» WHAT YOU HAVE TO DO: Check every line of the data for the string "Filtering" and copy the ones that have it.

[[ DATA FOR PROCESSING, beginning ]]

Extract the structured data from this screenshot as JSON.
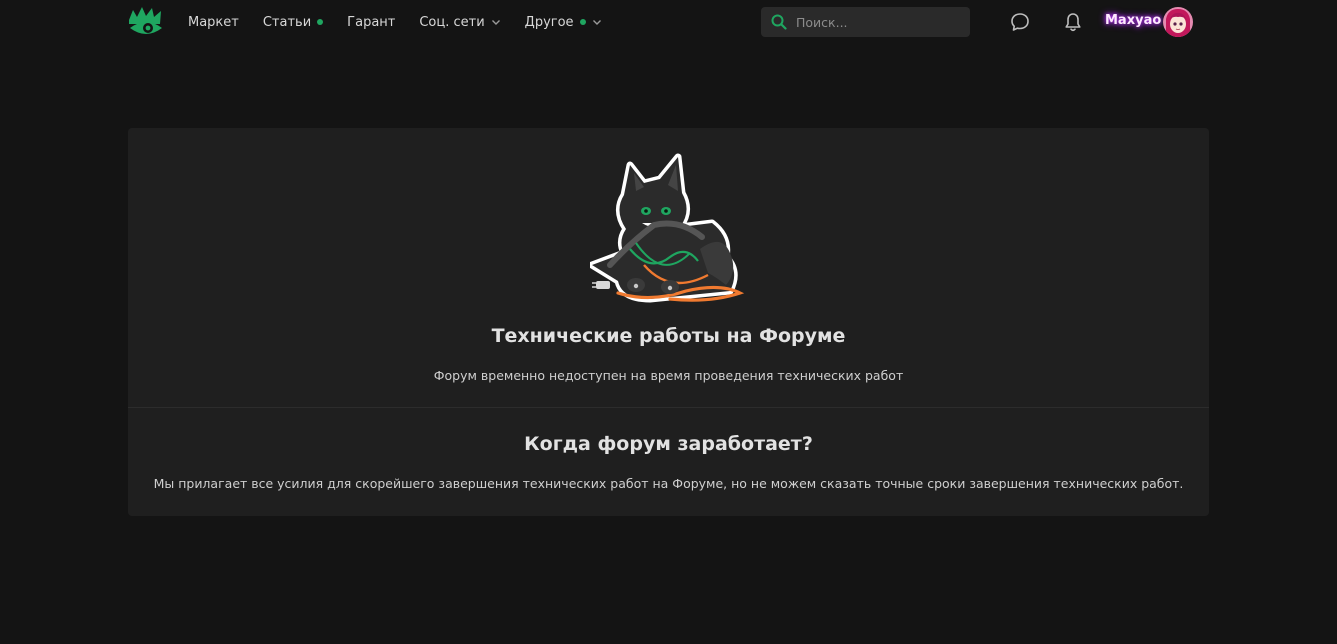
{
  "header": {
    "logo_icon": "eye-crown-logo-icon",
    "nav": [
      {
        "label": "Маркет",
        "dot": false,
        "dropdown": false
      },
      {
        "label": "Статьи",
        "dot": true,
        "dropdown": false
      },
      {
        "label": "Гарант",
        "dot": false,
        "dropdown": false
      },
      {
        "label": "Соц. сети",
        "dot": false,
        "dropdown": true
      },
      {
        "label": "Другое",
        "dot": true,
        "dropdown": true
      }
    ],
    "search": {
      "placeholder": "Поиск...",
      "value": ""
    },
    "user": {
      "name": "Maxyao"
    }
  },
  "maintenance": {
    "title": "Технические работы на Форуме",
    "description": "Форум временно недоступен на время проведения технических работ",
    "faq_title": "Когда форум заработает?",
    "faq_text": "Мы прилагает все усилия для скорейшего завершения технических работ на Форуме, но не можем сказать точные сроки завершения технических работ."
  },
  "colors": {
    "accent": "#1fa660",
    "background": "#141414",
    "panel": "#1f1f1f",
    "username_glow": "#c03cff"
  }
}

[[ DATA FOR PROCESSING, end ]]
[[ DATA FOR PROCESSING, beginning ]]

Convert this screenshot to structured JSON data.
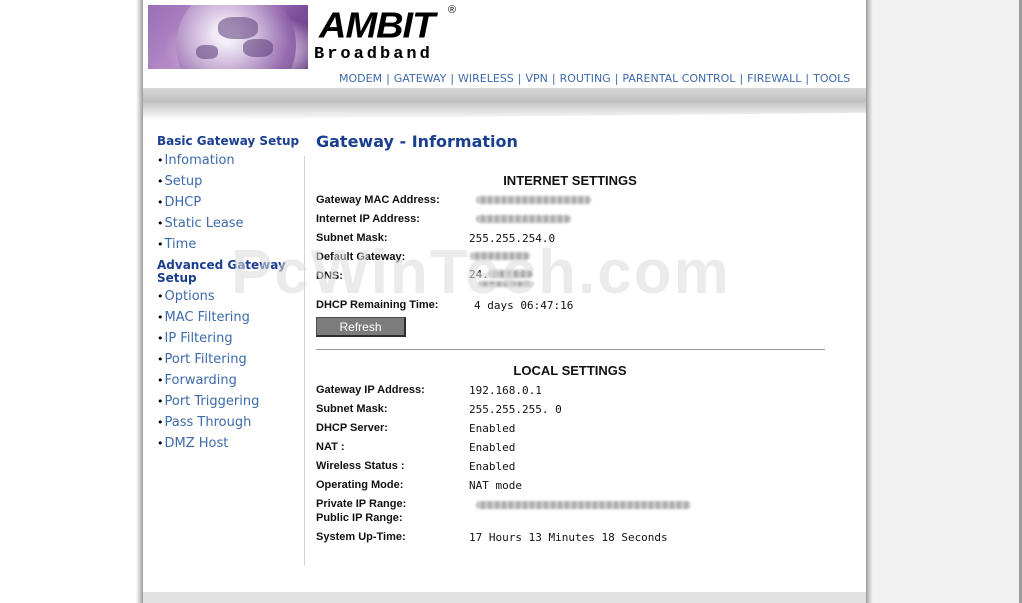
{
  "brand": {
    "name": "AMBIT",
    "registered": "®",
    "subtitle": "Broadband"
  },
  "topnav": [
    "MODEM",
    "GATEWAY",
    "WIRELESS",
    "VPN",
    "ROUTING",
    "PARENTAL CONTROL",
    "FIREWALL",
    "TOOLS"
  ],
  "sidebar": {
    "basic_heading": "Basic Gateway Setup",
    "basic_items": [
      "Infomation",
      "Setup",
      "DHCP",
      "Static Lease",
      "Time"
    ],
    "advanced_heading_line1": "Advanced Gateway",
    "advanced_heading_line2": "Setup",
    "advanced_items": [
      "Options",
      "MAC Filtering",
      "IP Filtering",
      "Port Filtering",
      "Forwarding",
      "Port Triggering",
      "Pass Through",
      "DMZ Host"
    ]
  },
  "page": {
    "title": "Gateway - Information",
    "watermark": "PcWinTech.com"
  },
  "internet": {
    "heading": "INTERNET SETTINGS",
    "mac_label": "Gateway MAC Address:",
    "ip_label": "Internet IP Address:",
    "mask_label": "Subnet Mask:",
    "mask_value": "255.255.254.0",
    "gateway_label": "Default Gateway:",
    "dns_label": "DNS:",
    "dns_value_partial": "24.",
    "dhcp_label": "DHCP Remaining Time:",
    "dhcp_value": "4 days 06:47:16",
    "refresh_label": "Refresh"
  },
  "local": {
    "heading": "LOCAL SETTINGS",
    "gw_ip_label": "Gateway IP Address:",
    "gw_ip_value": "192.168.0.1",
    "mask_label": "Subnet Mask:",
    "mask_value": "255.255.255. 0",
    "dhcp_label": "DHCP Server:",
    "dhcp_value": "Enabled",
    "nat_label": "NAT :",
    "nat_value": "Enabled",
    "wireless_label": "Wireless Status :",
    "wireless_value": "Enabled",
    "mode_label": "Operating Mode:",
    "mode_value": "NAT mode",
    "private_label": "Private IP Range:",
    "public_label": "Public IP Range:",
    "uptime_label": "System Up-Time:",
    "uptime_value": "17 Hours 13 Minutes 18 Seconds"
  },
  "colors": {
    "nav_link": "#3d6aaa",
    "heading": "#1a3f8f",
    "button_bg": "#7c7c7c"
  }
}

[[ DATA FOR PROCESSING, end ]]

» WRITTEN ANSWER:
      "MAC Filtering",
      "IP Filtering",
      "Port Filtering",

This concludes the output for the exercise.